[Component data from apps and pages]
########
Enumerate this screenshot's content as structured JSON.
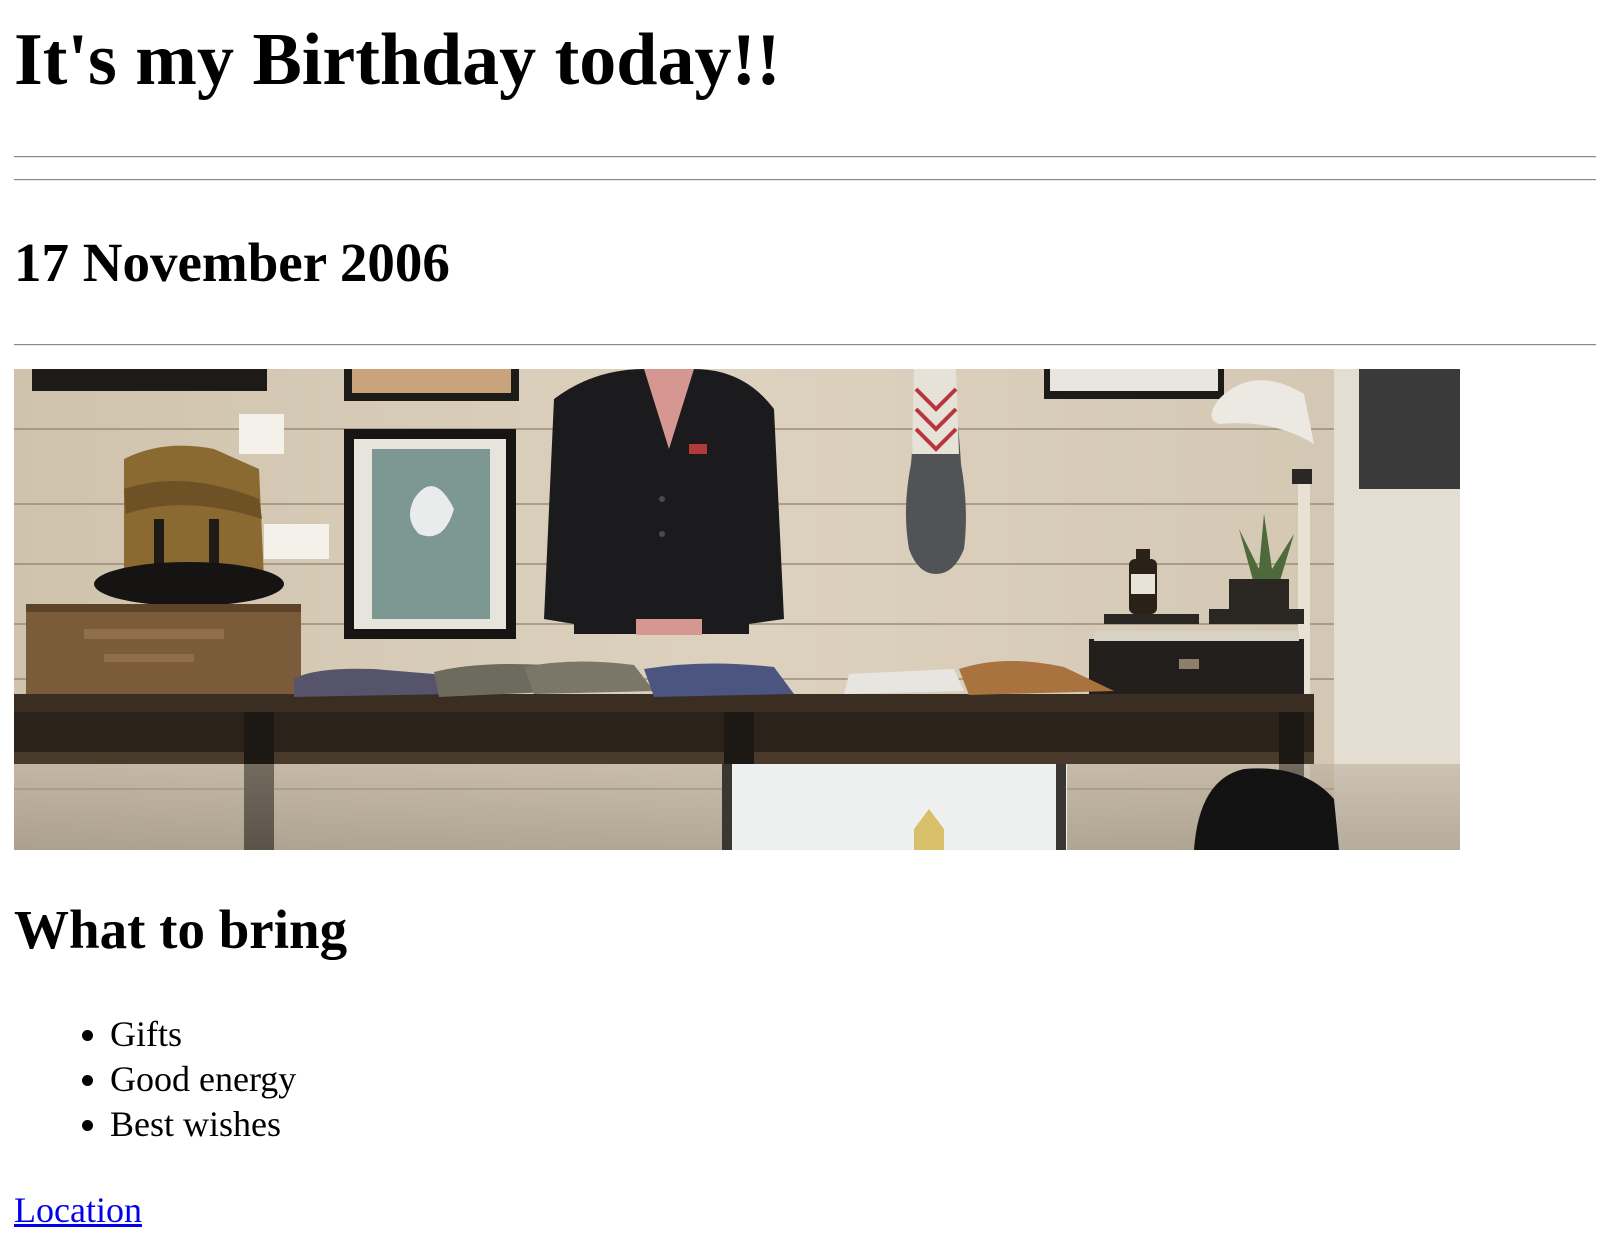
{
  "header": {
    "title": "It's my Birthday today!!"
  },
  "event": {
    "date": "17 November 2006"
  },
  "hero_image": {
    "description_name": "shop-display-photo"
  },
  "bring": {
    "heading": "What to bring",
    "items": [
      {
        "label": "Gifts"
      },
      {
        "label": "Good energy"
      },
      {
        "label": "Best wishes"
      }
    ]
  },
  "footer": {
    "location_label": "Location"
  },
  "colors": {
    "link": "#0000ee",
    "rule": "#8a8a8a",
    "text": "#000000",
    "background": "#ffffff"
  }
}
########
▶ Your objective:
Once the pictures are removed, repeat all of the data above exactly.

▶ Exercise result:
Enumerate this screenshot's content as structured JSON.
{
  "header": {
    "title": "It's my Birthday today!!"
  },
  "event": {
    "date": "17 November 2006"
  },
  "hero_image": {
    "description_name": "shop-display-photo"
  },
  "bring": {
    "heading": "What to bring",
    "items": [
      {
        "label": "Gifts"
      },
      {
        "label": "Good energy"
      },
      {
        "label": "Best wishes"
      }
    ]
  },
  "footer": {
    "location_label": "Location"
  },
  "colors": {
    "link": "#0000ee",
    "rule": "#8a8a8a",
    "text": "#000000",
    "background": "#ffffff"
  }
}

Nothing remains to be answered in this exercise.